Can you believe I took off without the camera? So, I had to pull
a file picture of Ibi from the 2012 River Rumble on the Missouri.
have been horrendous, torturous, and incessant for the last week. Gusts have been hitting 45-50 mph, and that
is without storm activity. Today was
supposed to be better, before we get back to gale force again tomorrow. The winds were forecast to be low until
mid-afternoon, and would be out of the east all day, veering from NE to E to
SE. If I stayed on the eastern shore of
the lake, I’d be in the lee of the land.
things first, however. This morning was
the start of the WaterTribe Everglades Challenge. They pushed off from Fort DeSoto State Park,
on the north shore of Tampa Bay, at 8 a.m., Eastern, for the 300 mile paddle to
Key Largo. I watched them all get
started, and will now follow Class 1, which allows the use of a one-square-meter
sail with no outriggers or dagger boards, and includes a couple friends who are
launched from the Longdale ramp. This
campground has been unusable for about eight years due to the severe
draught. Since there has been no
maintenance going on, I found a bumper crop of sandburs. I ended up with them everywhere, including
inside my dry suit, so I felt like I was sitting on a mound of fire ants all
day. The draught had withdrawn water
from the east shore a considerable distance, which allowed the growth of brush
and trees in the fertile dry lake bottom.
With water levels back up, I could now paddle through a labyrinth of
foliage, which was providing good habitat for ducks. I was able to evade a good bit of the wind
and experience a whole new and interesting environment. I paddled to the south end of the lake and
pulled out. The cabled string of big
orange floats that mark the swim area had been sitting in a dry field of weeds
for much too long, and it was nice to see them floating again. I sat on one above the shoreline, and enjoyed
lunch as I watched water lapping against Ibi nearby.
lunch over, I got back on the water, turned Ibi to face downwind and into more
open water, and popped the WindPaddle Cruiser sail. We took off.
I reached 5.6 mph, which is the fastest I’ve ever gotten the canoe
going.
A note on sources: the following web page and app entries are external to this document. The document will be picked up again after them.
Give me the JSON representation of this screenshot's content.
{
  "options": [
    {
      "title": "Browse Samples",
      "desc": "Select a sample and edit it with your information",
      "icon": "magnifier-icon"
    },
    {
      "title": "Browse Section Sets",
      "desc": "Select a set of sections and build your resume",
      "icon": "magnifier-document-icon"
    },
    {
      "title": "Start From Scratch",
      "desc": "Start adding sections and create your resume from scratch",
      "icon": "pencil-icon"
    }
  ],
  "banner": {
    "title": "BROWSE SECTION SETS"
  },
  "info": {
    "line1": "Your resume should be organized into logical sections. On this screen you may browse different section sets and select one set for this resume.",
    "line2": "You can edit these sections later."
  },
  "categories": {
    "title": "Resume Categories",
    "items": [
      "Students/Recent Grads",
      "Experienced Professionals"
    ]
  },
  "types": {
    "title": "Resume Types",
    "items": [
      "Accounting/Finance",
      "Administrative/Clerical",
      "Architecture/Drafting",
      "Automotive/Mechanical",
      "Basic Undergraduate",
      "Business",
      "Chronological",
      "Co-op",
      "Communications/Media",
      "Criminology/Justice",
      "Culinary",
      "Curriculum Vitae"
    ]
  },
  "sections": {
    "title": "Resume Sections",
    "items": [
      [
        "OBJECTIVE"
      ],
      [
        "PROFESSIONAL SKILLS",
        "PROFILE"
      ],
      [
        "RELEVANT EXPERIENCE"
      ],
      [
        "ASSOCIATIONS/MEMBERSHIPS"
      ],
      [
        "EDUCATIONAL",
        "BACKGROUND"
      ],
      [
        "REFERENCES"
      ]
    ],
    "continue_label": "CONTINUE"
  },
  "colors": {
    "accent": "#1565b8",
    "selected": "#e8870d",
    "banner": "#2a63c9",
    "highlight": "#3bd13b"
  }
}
The wind wasn’t steady, however,
and gusts kept backing more forward. It
both drove me further offshore, and as I was already sailing on the edge of
trying to hold a beam reach, backed the sail and blew it over my head. The Cruiser is 1.6 sq. meter. In a canoe, that’s big, and when it backwinds
and flops over my head, I find myself sitting inside a big yellow tent as the
wind, now gusting to near 20 mph, is trying to blow me sideways toward open
water. A couple times it got a bit
exciting. It would have been really nice
if I could have kept the wind behind me, but it was backing more. I finally had to furl the sail and just enjoy the paddle. By gosh, spring is coming. I can feel it.
got home, I checked in again with the WaterTribe. In eight hours, Class 1 had traveled 40-45
miles down the Florida coast. That blows
my mind. Canoe or kayak either one, that’s
moving. If you want to watch the track,
which is updated several times an hour, check the site at: http://www.watertribe.com/Events/ChallengeGMapper.aspx. Be quick, or this thing will be over. To qualify with a finish time, they have to
have completed the 300 miles in eight days.